2) The milkshake analogy is just descriptive of a feeling, but it isn’t how the thing works. A friend of my sister’s once sorrowfully told her husband that her well had run dry. His very wise response was to say, “But it isn’t a well, it is a river.” In actual point of fact, my energy and joy is not something that I drum up somewhere alone. It has tributaries. Contributors. Often times the takers are also the givers. This is especially true of your husband and children. When you give freely, you receive fully. Stingy out gets stingy in. An example of this would be holding yourself back from your husband simply because you feel tired, stingy, selfish, or generally put upon. Not only have you cut off a way that you could give to him, but you have cut off a cycle that gives to you as well. Nothing, when it comes to people, is entirely simple. When you need, give. When you are tired, look for ways to lift the burden of others.
Another example of this would be the mess in your house (I trust that you have one). When I focus on the mess, I am aggravated by the things that do not matter at the expense of the people who do. When I consciously refuse to be upset by the side product, I am free to enjoy the people who are messing it up. Giving my own work freely does not just make me a martyr.
Let’s say the twins come up the stairs in wild dress- up ensembles. Chloe has a purse full of playmobile people, and Titus is pulling a blanket loaded with duplos. I know what this means to the playroom, and I know what it means to the place they are seeing as a destination. It means an imposition on me. But if I freely give, I am also free to get a good laugh out of them. I enjoy what they are doing because I took my own little issues out of the picture. They delight me. They delight me even when they are bombing the house out, if I am looking at them and not at myself. So try to see moments that feel like a take-take-take as more of a give-and-receive, give-and-receive cycle.
3) Let’s talk more about messy houses, because I can’t stop. Imagine you spent the day rearranging and cleaning up the living space in your home. You have flowers and clean curtains and fresh throw pillows and maybe a candle. You are pleased. The right lights are on. Things are good. And then, like the wolf on the fold, the people in your life descend upon your work. They peel off socks and put their feet on the coffee table. They come from afar bringing baskets of craftiness to spread out upon the couch.
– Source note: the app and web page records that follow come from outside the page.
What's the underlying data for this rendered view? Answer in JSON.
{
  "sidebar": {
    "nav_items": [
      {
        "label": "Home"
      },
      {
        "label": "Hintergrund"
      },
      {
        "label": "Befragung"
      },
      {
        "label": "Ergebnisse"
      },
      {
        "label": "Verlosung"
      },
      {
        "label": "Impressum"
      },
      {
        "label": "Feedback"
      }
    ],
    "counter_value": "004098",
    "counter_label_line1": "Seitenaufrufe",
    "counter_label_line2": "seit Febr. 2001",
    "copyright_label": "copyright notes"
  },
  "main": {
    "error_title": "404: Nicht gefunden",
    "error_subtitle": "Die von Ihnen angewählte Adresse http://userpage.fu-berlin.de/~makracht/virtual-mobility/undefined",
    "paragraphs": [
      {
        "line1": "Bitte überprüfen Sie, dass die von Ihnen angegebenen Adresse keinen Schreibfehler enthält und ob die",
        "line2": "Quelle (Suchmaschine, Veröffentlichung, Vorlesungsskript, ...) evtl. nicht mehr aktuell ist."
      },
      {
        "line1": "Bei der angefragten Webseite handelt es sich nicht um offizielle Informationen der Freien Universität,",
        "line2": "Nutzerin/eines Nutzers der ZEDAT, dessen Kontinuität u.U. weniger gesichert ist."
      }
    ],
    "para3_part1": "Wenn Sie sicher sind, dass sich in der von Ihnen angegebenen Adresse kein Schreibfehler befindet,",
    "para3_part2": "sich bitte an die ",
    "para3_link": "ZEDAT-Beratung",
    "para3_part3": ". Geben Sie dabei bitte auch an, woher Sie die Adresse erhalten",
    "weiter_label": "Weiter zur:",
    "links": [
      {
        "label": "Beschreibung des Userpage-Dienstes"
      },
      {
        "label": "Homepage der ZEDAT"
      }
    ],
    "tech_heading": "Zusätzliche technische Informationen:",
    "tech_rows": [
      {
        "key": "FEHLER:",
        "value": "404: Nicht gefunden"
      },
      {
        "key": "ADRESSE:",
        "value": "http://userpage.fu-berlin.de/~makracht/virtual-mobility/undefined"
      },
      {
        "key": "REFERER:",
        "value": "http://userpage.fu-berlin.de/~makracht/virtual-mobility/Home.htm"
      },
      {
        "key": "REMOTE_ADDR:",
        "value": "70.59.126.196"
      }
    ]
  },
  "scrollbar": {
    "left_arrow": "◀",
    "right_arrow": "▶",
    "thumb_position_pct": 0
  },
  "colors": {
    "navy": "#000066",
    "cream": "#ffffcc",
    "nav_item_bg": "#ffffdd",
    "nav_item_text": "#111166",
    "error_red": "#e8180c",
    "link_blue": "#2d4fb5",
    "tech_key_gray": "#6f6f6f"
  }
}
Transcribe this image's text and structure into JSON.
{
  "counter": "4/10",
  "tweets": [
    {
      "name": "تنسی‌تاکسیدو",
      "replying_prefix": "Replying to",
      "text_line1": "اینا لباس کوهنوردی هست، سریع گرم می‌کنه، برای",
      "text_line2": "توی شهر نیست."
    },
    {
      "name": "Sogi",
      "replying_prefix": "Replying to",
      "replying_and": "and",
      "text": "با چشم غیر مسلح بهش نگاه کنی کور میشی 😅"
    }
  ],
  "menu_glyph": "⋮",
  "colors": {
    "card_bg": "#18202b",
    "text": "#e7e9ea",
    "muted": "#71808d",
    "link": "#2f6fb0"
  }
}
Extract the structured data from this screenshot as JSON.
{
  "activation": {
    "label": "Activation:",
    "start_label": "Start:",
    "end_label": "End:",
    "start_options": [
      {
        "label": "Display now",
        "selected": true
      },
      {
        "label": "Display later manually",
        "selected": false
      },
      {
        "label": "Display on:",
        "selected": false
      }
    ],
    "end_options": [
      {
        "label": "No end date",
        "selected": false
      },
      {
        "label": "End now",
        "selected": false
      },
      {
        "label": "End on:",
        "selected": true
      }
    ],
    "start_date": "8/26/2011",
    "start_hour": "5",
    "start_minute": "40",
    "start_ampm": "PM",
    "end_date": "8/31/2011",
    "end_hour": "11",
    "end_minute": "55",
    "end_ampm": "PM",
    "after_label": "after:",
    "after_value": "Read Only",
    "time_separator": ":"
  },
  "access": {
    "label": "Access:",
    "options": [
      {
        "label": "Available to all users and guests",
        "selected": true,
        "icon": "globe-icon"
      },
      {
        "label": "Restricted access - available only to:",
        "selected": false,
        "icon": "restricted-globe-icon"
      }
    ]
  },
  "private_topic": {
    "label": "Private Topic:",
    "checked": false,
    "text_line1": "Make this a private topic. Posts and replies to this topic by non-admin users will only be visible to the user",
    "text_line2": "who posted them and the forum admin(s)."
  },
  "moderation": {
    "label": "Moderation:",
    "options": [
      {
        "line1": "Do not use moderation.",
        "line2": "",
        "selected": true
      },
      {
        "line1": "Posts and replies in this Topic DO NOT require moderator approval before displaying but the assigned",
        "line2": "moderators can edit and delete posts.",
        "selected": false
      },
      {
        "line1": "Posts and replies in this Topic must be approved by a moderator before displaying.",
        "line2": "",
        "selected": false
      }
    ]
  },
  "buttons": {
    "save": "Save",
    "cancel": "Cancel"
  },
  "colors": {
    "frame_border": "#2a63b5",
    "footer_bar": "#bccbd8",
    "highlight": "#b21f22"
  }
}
They pop popcorn and carelessly munch. Someone goes so far as to get out the puzzles. In such a moment, it would be easy (don’t ask me how I know) to become shrill. It is easy to see each chin-glancing popcorn shrapnel as an insult. “Don’t you value the work I do?!” “Don’t you care how long this took me?!” “Why can’t you just not do this??” Even if you don’t say it, you may feel a little despair, a little resentment, and a little “why do I even try?”.
But the truth is, we need a new perspective. It is moments like this that should give us a lot of job satisfaction. These people are enjoying you. They are enjoying your work. But, like a great dinner all laid out on the table, you don’t enjoy it without touching it. A chef would not look at dishes coming back to the kitchen untouched as a sign of success. It would not mean great things about your work. Yet this is what we want from the work we do in our homes.
I’m sure most of you have noticed the magnetic power of what you clean. Clean the bookshelf up, and everyone wants to read. Organize the little toys, and everyone wants to play with the things they have been callously walking on for days. This is a sign that you are succeeding, that your people love your work. Think of it like food, because that is how it is getting used.